13) Between Me and God

     I remember asking my grandfather why his grandfather left Germany to come to this country.  Grandpa said that the old emigrant told him that Germany was always getting into wars and drafting all the young men, and he did not want to die as a soldier in some fight that did not concern him.  He wanted to farm, and he wanted to get married and raise a family.  I thought of that when I read this quote by Otto von Bismarck (1815-1898), the leader of the German empire at that time.  Late in life he had this to say:

“I have a burden on my soul.  During all my long life, I did not make anyone happy, neither my friends, nor my family, nor even myself.  I have done many evil things… I was the cause of the beginning of three big wars.  About 800,000 people were killed because of me on the battlefields, and their mothers, brothers, and widows cried for them.  And now this stands between me and God.”

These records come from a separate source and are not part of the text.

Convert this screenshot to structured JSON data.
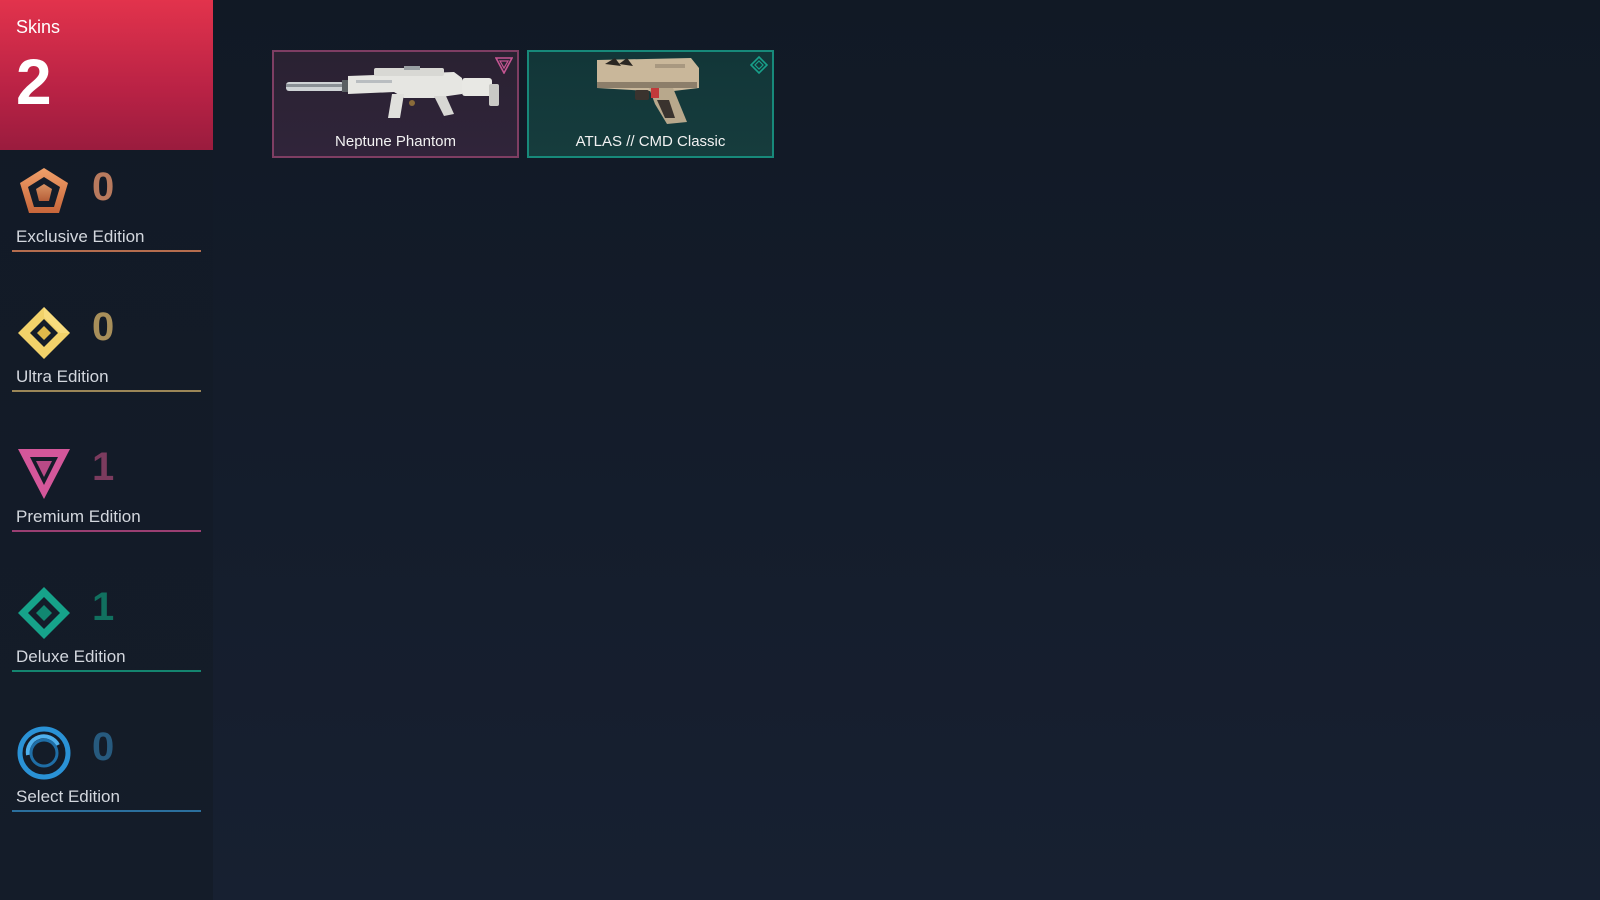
{
  "summary": {
    "label": "Skins",
    "count": "2"
  },
  "tiers": [
    {
      "label": "Exclusive Edition",
      "count": "0",
      "icon": "exclusive-edition-icon",
      "color": "#e8895a",
      "count_color": "#b87a5e"
    },
    {
      "label": "Ultra Edition",
      "count": "0",
      "icon": "ultra-edition-icon",
      "color": "#f2d26a",
      "count_color": "#a88f5a"
    },
    {
      "label": "Premium Edition",
      "count": "1",
      "icon": "premium-edition-icon",
      "color": "#d4579a",
      "count_color": "#7b3b5e"
    },
    {
      "label": "Deluxe Edition",
      "count": "1",
      "icon": "deluxe-edition-icon",
      "color": "#16a38a",
      "count_color": "#11705f"
    },
    {
      "label": "Select Edition",
      "count": "0",
      "icon": "select-edition-icon",
      "color": "#2a92d6",
      "count_color": "#275a7e"
    }
  ],
  "skins": [
    {
      "name": "Neptune Phantom",
      "tier": "premium",
      "border_color": "#7e3e63",
      "bg_color": "#2c2233",
      "icon": "premium-edition-icon"
    },
    {
      "name": "ATLAS // CMD Classic",
      "tier": "deluxe",
      "border_color": "#17897a",
      "bg_color": "#13383a",
      "icon": "deluxe-edition-icon"
    }
  ]
}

     That makes me think about three things.  First of all, if my great-great-grandfather had not left Germany when he did, he would have perhaps been among the 800,000 killed– and then, where would I be now?
     Secondly, that makes me think about Mahmoud Ahmadinejab, Kim Jong-un, Joseph Kony, Bashar al-Assad and all of today’s other temporary tyrants with their brief hold on power, using it to cause so much death and destruction and heartache around the world.  Someday soon they will perish like all tyrants do, and then all their deeds will stand between them and God.
     Thirdly, it makes me think about all that I have done that now stands between me and God.  And that makes me give thanks for Jesus Christ who died and rose from the dead for the forgiveness of my sins, for only by faith in Him can I hope to stand before God.


Job 31:13-15 — If I have denied justice to any of my servants, whether male or female, when they had a grievance against me, what will I do when God confronts me? What will I answer when called to account? Did not he who made me in the womb make them? Did not the same one form us both within our mothers?

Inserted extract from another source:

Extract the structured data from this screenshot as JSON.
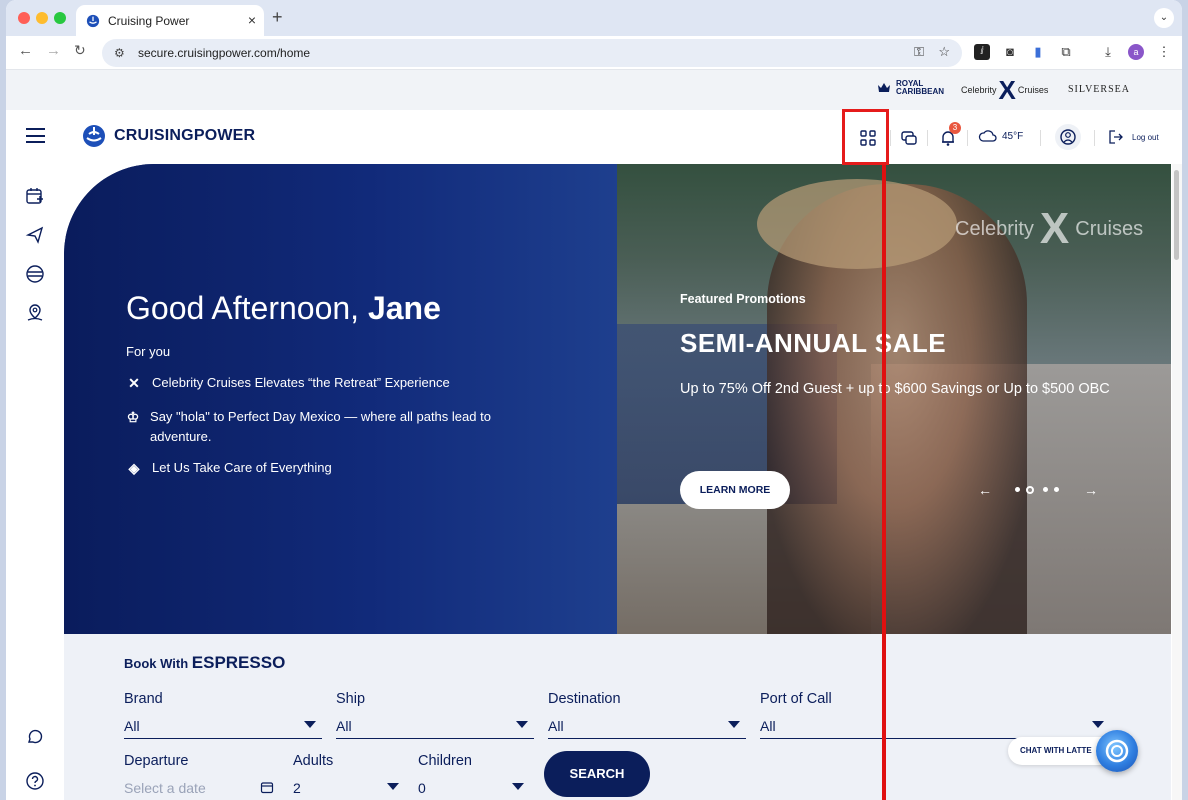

Hosea 7:2 — (God says), “They do not realize that I remember all their evil deeds.
Their sins engulf them; they are always before me.”

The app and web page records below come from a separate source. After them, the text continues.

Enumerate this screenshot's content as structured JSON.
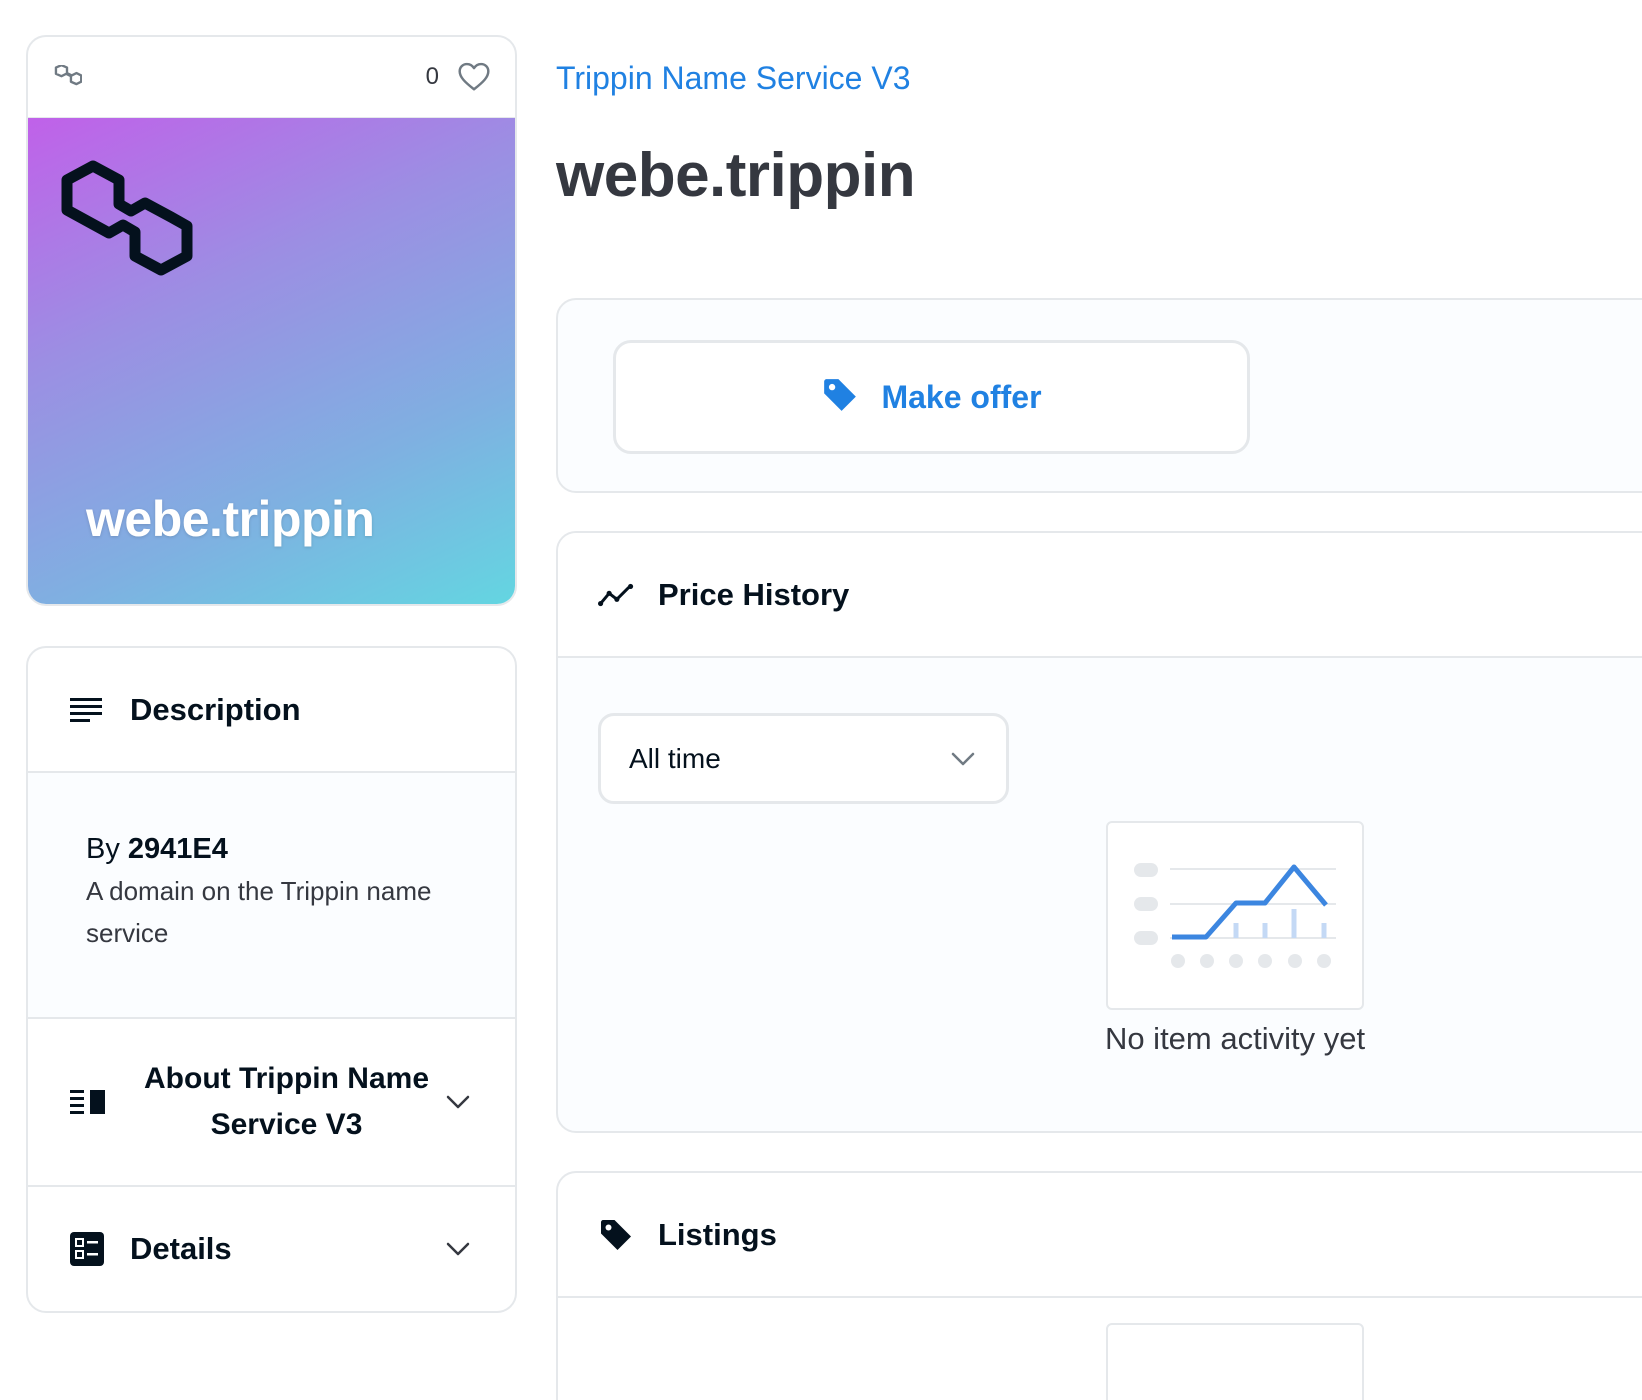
{
  "asset_card": {
    "favorites_count": "0",
    "art_name": "webe.trippin",
    "colors": {
      "gradient_start": "#c061e9",
      "gradient_end": "#63d6e1"
    },
    "chain_icon": "polygon-icon",
    "favorite_icon": "heart-icon"
  },
  "description_panel": {
    "title": "Description",
    "icon": "description-lines-icon",
    "by_prefix": "By",
    "creator": "2941E4",
    "text": "A domain on the Trippin name service"
  },
  "about_panel": {
    "title": "About Trippin Name Service V3",
    "icon": "about-collection-icon"
  },
  "details_panel": {
    "title": "Details",
    "icon": "details-grid-icon"
  },
  "header": {
    "collection_name": "Trippin Name Service V3",
    "item_name": "webe.trippin"
  },
  "offer_panel": {
    "button_label": "Make offer",
    "icon": "tag-icon"
  },
  "price_history": {
    "title": "Price History",
    "icon": "trend-line-icon",
    "time_range": "All time",
    "empty_message": "No item activity yet"
  },
  "listings": {
    "title": "Listings",
    "icon": "tag-icon"
  },
  "theme": {
    "accent": "#2081e2",
    "border": "#e5e8eb",
    "text_dark": "#04111d",
    "text_muted": "#353840"
  }
}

Proverbs 11:7 — When a wicked man dies, his hope perishes; all he expected from his power comes to nothing. (NIV, 1984)

Colossians 1:21-23 — Once you were alienated from God and were enemies in your minds because of your evil behavior.  But now He has reconciled you by Christ’s physical body through death to present you holy in his sight, without blemish and free from accusation— if you continue in your faith, established and firm, and do not move from the hope held out in the gospel.  This is the gospel that you heard and that has been proclaimed to every creature under heaven, and of which I, Paul, have become a servant.


     Almighty and merciful Father, whose clemency I now presume to implore, after a long life of carelessness and wickedness, have mercy upon me.  I have committed many trespasses; I have neglected many duties.  I have done what thou hast forbidden, and left undone what Thou hast commanded.  Forgive, merciful Lord, my sins, negligences, and ignorances, and enable me, by the Holy Spirit, to amend my life according to thy Holy Word, for Jesus Christ’s sake.  Amen.
                                                                           –Samuel Johnson (1709-1784)